A selling leadership style is a high task and relationship behavior approach to leadership that helps motivated but inexperienced followers develop skills. A leader who employs a selling leadership style provides structure or guidance, in combination with reinforcement and recognition, to accelerate task-specific growth and performance-related depth.
The key difference between the selling leadership style and the telling leadership style is the explanation of why. The leader has more open, two-way communication with the follower and explains the reason the task needs to be completed in the context of the bigger picture. The leader also listens to the follower’s ideas, answers any questions and continues to communicate the path forward.
What a selling leadership style looks like:
- Provides specifics – who, what, where, when, how and why
- Explains decisions and allows an opportunity for the individual to seek clarification
- Allows for two-way communication
- Makes the decisions and explains the individual’s role
- Reinforces and recognizes incremental improvement
Key Indicators of when to use a selling leadership style:
- Is interested and excited to perform
- Demonstrates moderate ability
- Is receptive to input and direction
- Is attentive and enthusiastic
- Is confident but lacks relevant experience
Situational Leadership® and a selling leadership style:
Situational Leadership® refers to a selling style as S2 (or Style 2). At The Center for Leadership Studies we believe that a leader needs to adapt their approach based on the current performance of the person they are trying to influence. Situational Leaders are routinely shifting between one of the four styles with each person they influence on a task-by-task basis.
Based on the above indicators for the individual, we would identify them as R2 (or Readiness Level 2). This means the individual is unable but confident and motivated to complete the task at a sustained and acceptable level. Once a Situational Leader has assessed an individual to be R2 for a specific task, the leader should provide the necessary direction and engage the follower in two-way discussion focused on the performance of the task at hand (i.e. “We Talk/I decide”, providing S2 leadership).

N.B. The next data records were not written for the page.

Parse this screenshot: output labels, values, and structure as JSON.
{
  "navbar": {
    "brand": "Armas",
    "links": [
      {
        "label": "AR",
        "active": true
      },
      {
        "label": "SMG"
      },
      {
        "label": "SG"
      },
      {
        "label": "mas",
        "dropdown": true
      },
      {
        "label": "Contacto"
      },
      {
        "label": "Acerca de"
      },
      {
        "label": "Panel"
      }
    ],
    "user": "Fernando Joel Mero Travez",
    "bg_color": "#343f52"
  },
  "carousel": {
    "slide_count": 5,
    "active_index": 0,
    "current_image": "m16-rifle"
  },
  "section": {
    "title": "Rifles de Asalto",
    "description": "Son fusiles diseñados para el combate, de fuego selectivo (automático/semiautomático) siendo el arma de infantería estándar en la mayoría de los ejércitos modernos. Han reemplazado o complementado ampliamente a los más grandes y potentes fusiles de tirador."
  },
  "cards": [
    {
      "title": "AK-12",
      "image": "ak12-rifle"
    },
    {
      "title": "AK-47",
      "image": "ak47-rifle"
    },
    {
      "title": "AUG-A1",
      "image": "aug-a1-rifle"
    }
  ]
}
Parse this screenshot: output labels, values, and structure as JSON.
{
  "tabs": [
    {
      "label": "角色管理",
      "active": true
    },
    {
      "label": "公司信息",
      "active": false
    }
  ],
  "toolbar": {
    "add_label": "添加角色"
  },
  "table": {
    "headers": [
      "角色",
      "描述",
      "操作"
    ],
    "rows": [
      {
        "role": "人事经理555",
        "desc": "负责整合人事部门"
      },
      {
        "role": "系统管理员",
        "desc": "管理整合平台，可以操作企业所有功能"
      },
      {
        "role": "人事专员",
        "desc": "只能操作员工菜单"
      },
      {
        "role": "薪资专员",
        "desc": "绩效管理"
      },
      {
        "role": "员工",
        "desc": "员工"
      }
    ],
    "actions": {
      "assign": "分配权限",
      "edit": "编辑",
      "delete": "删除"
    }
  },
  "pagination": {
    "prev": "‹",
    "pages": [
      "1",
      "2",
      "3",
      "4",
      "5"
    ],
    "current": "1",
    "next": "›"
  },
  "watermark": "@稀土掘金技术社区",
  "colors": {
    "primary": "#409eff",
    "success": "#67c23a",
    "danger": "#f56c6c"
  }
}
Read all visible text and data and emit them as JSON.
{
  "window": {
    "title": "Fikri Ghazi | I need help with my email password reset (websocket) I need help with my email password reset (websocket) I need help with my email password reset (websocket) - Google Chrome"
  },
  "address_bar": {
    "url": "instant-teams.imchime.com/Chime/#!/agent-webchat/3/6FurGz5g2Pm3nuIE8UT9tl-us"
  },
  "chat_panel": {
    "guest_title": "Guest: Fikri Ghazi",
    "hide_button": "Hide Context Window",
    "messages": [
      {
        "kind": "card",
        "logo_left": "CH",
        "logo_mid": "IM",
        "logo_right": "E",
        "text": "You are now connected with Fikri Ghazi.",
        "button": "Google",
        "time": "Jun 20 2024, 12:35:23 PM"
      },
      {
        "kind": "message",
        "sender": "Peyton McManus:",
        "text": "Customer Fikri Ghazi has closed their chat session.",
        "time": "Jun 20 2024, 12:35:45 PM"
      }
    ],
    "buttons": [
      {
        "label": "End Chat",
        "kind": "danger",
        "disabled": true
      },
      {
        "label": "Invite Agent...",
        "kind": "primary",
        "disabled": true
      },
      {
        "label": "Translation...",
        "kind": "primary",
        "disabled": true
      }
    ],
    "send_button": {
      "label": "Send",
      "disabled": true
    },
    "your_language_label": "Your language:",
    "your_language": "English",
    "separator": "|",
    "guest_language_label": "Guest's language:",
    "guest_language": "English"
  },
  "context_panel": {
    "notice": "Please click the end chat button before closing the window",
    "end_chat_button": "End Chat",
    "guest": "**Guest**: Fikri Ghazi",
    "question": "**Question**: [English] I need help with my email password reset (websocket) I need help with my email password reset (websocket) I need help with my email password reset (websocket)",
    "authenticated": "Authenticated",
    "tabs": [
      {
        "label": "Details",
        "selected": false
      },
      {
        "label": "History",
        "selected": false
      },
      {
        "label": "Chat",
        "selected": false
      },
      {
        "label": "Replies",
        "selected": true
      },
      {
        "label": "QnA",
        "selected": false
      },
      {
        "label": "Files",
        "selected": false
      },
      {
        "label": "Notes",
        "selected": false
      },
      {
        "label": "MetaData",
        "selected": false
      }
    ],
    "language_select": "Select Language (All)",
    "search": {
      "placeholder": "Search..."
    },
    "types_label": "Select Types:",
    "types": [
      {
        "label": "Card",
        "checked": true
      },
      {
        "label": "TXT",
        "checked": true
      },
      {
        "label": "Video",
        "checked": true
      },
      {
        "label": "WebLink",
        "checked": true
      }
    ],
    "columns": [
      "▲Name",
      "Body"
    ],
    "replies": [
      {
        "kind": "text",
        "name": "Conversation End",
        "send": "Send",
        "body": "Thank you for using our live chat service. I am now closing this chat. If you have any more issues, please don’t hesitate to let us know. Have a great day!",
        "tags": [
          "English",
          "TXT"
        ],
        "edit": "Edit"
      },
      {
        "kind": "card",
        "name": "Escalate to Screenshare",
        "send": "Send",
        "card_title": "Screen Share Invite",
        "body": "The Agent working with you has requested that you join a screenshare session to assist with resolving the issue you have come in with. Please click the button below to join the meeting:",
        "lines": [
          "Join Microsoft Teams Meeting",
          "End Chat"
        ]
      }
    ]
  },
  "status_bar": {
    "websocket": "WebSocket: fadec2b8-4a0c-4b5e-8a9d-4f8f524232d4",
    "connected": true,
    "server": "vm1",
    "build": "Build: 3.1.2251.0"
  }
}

An example of using S2 or a selling leadership style correctly:
A manager approaches a recently hired employee who has yet to attend a company picnic (but is excited about the prospect of organizing one) and provides detailed instructions on how to proceed in conjunction with ample opportunity to discuss the employee’s questions or concerns.
An example of using S2 or a selling leadership style incorrectly:
A manager approaches a tenured employee who has successfully organized the company picnic in the past (and truly enjoyed the responsibility) and provides instruction on what to do and why the company picnic is so important.
Understanding the benefits of a selling style of leadership is relatively straightforward. Knowing both how and when to use one is significantly more difficult! In that context, the real job of any leader is to identify what style of leadership a follower needs for a given situation. Consider Situational Leadership® as a timing mechanism that helps leaders determine when … to do what in that regard!